Task description: In the data that follows, count each line holding the string "text"; answer with the number only.

··· Data in this exercise

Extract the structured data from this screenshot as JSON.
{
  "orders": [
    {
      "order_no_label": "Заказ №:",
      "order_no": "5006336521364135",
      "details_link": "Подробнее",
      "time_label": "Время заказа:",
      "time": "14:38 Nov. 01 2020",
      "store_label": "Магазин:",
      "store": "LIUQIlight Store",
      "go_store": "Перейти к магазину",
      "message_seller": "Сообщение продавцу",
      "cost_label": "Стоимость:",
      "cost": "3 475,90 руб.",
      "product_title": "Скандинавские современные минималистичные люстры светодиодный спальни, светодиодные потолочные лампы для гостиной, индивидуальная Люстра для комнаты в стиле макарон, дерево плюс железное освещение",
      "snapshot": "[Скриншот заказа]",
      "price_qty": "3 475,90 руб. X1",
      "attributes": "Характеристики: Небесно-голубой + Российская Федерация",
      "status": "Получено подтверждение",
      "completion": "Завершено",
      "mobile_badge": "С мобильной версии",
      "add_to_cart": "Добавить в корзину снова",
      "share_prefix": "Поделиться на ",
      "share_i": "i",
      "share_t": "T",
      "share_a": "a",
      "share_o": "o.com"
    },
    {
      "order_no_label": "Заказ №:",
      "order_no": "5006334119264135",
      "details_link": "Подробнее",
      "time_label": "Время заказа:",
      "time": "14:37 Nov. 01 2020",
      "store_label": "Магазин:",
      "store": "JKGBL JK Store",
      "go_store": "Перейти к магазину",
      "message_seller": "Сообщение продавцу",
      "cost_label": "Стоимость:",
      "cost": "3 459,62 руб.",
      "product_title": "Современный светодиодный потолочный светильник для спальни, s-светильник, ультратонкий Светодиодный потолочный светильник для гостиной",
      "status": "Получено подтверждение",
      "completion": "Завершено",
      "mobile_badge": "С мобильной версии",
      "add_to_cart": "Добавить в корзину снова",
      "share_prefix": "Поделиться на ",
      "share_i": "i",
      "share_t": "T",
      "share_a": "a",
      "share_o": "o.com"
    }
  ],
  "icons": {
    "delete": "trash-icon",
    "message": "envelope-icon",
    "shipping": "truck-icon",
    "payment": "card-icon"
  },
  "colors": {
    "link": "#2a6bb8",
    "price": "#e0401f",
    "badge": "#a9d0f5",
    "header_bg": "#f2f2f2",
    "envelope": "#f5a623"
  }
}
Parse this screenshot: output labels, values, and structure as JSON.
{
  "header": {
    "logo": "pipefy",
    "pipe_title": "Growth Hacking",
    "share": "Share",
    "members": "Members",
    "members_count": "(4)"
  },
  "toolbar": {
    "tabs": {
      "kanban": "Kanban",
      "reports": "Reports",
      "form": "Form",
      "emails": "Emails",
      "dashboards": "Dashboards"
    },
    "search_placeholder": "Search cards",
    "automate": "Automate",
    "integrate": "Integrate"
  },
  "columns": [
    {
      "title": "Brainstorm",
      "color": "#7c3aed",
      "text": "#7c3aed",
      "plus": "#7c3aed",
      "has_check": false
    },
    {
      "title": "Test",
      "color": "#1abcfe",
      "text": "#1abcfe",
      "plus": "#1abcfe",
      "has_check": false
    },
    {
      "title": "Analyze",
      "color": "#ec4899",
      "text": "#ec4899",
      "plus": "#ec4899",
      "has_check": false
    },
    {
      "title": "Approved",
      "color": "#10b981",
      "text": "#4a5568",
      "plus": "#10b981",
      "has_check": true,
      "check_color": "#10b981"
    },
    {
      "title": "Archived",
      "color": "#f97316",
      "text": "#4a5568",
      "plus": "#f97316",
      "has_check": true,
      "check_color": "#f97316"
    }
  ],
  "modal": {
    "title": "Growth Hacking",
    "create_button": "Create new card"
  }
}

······

Solution to this task: 5